- [Records shown]
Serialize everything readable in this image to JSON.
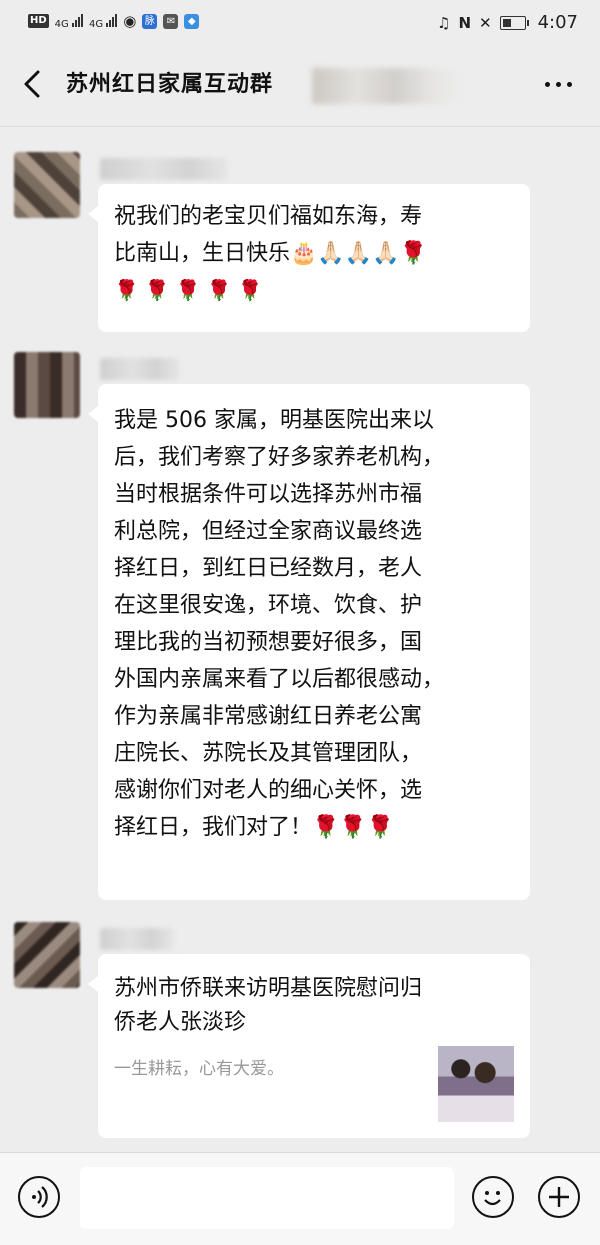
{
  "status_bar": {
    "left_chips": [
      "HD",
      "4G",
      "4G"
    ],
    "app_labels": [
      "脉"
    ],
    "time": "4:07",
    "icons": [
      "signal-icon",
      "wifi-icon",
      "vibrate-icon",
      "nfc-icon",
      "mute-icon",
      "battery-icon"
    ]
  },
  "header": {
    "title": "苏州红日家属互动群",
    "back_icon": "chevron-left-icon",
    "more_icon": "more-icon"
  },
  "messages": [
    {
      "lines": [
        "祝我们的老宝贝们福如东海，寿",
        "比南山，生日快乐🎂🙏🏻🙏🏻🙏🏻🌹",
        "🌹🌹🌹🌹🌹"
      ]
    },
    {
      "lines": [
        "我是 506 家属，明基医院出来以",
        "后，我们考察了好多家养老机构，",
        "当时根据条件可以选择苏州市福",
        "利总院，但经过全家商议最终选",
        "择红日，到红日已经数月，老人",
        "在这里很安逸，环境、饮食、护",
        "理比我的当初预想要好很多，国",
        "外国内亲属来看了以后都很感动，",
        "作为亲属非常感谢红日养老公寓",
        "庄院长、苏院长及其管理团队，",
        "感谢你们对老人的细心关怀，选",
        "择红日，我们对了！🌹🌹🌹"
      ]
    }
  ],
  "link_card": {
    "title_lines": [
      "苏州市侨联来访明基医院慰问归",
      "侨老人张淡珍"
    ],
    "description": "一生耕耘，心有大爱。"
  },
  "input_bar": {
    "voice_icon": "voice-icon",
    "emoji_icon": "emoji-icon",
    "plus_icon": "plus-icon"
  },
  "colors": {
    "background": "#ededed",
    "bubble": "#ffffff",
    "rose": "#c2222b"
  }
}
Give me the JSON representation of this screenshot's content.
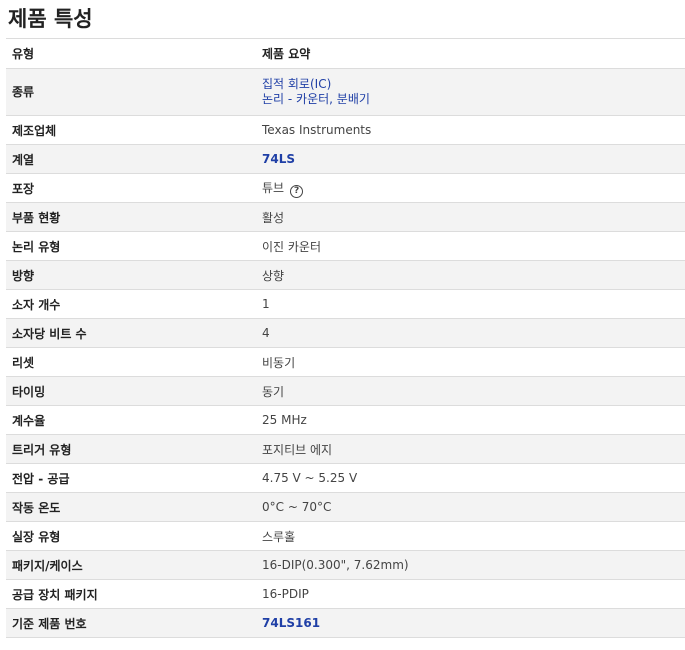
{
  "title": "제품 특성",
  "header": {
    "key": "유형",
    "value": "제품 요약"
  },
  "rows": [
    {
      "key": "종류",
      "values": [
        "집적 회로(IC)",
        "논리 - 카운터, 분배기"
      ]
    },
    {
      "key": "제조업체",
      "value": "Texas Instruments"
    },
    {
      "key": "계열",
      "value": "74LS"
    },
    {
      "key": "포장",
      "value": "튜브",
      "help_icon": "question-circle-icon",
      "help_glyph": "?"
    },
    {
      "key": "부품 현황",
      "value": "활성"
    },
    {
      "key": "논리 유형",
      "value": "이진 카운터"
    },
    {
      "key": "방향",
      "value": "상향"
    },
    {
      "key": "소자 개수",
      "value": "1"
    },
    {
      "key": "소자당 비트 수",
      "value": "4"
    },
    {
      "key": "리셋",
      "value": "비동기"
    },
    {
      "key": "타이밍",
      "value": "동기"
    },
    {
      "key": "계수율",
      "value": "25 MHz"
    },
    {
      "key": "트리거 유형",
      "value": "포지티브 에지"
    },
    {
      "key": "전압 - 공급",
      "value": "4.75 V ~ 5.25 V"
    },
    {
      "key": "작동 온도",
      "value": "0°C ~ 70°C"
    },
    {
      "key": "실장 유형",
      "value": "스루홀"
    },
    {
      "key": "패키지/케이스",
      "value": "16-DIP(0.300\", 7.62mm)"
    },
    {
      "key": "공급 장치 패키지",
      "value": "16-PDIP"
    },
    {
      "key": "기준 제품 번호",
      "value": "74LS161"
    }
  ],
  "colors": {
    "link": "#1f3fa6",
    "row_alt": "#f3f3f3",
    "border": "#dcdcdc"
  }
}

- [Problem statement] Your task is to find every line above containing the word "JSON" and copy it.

- [Solution to the problem]
Serialize everything readable in this image to JSON.
Give me the JSON representation of this screenshot's content.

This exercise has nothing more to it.